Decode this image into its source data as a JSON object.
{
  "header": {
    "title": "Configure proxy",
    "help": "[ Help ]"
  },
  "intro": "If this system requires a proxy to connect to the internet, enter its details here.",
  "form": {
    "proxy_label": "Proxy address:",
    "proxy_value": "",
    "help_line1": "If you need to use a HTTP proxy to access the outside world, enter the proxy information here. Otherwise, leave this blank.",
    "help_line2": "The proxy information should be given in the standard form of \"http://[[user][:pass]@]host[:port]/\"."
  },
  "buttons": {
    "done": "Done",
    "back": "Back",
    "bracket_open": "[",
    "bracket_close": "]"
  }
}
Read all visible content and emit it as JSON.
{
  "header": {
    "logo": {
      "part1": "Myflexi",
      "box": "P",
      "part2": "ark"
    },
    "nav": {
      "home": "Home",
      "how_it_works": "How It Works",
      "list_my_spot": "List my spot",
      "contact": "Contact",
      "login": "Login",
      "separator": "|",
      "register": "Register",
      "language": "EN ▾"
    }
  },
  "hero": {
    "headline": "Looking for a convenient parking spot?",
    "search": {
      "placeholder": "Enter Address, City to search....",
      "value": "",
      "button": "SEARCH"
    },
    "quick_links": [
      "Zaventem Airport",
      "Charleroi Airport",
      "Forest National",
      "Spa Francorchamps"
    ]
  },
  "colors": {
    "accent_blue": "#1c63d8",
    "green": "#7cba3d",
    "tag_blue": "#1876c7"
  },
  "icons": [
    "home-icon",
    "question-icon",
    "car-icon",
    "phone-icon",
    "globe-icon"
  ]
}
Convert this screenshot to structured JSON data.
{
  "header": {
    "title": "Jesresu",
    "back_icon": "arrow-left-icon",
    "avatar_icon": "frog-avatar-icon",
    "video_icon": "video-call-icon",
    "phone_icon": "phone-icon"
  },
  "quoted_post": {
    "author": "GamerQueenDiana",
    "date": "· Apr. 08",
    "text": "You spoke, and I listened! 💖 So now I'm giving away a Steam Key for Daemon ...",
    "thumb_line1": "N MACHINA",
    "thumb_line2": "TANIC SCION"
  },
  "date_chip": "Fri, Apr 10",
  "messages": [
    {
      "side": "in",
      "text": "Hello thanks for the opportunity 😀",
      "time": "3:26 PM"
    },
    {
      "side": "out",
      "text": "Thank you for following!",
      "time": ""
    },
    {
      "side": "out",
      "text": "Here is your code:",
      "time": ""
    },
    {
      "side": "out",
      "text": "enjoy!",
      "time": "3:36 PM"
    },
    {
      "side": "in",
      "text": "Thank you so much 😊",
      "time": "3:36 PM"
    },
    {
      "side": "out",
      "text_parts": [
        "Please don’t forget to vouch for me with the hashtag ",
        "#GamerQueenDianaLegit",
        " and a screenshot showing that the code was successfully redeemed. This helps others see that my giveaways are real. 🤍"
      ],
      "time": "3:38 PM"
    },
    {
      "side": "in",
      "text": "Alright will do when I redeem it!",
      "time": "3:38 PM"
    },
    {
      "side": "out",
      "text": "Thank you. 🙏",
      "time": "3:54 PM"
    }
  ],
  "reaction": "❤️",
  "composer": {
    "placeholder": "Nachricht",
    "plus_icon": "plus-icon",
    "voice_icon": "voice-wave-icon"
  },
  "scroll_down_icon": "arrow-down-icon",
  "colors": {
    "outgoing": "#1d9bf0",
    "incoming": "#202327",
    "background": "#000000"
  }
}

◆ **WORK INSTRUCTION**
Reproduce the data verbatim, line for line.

◆ **EXERCISE SOLUTION**
Decode this image into its source data as a JSON object.
{
  "header": {
    "title": "Configure proxy",
    "help": "[ Help ]"
  },
  "intro": "If this system requires a proxy to connect to the internet, enter its details here.",
  "form": {
    "proxy_label": "Proxy address:",
    "proxy_value": "",
    "help_line1": "If you need to use a HTTP proxy to access the outside world, enter the proxy information here. Otherwise, leave this blank.",
    "help_line2": "The proxy information should be given in the standard form of \"http://[[user][:pass]@]host[:port]/\"."
  },
  "buttons": {
    "done": "Done",
    "back": "Back",
    "bracket_open": "[",
    "bracket_close": "]"
  }
}
Read all visible content and emit it as JSON.
{
  "header": {
    "logo": {
      "part1": "Myflexi",
      "box": "P",
      "part2": "ark"
    },
    "nav": {
      "home": "Home",
      "how_it_works": "How It Works",
      "list_my_spot": "List my spot",
      "contact": "Contact",
      "login": "Login",
      "separator": "|",
      "register": "Register",
      "language": "EN ▾"
    }
  },
  "hero": {
    "headline": "Looking for a convenient parking spot?",
    "search": {
      "placeholder": "Enter Address, City to search....",
      "value": "",
      "button": "SEARCH"
    },
    "quick_links": [
      "Zaventem Airport",
      "Charleroi Airport",
      "Forest National",
      "Spa Francorchamps"
    ]
  },
  "colors": {
    "accent_blue": "#1c63d8",
    "green": "#7cba3d",
    "tag_blue": "#1876c7"
  },
  "icons": [
    "home-icon",
    "question-icon",
    "car-icon",
    "phone-icon",
    "globe-icon"
  ]
}
Convert this screenshot to structured JSON data.
{
  "header": {
    "title": "Jesresu",
    "back_icon": "arrow-left-icon",
    "avatar_icon": "frog-avatar-icon",
    "video_icon": "video-call-icon",
    "phone_icon": "phone-icon"
  },
  "quoted_post": {
    "author": "GamerQueenDiana",
    "date": "· Apr. 08",
    "text": "You spoke, and I listened! 💖 So now I'm giving away a Steam Key for Daemon ...",
    "thumb_line1": "N MACHINA",
    "thumb_line2": "TANIC SCION"
  },
  "date_chip": "Fri, Apr 10",
  "messages": [
    {
      "side": "in",
      "text": "Hello thanks for the opportunity 😀",
      "time": "3:26 PM"
    },
    {
      "side": "out",
      "text": "Thank you for following!",
      "time": ""
    },
    {
      "side": "out",
      "text": "Here is your code:",
      "time": ""
    },
    {
      "side": "out",
      "text": "enjoy!",
      "time": "3:36 PM"
    },
    {
      "side": "in",
      "text": "Thank you so much 😊",
      "time": "3:36 PM"
    },
    {
      "side": "out",
      "text_parts": [
        "Please don’t forget to vouch for me with the hashtag ",
        "#GamerQueenDianaLegit",
        " and a screenshot showing that the code was successfully redeemed. This helps others see that my giveaways are real. 🤍"
      ],
      "time": "3:38 PM"
    },
    {
      "side": "in",
      "text": "Alright will do when I redeem it!",
      "time": "3:38 PM"
    },
    {
      "side": "out",
      "text": "Thank you. 🙏",
      "time": "3:54 PM"
    }
  ],
  "reaction": "❤️",
  "composer": {
    "placeholder": "Nachricht",
    "plus_icon": "plus-icon",
    "voice_icon": "voice-wave-icon"
  },
  "scroll_down_icon": "arrow-down-icon",
  "colors": {
    "outgoing": "#1d9bf0",
    "incoming": "#202327",
    "background": "#000000"
  }
}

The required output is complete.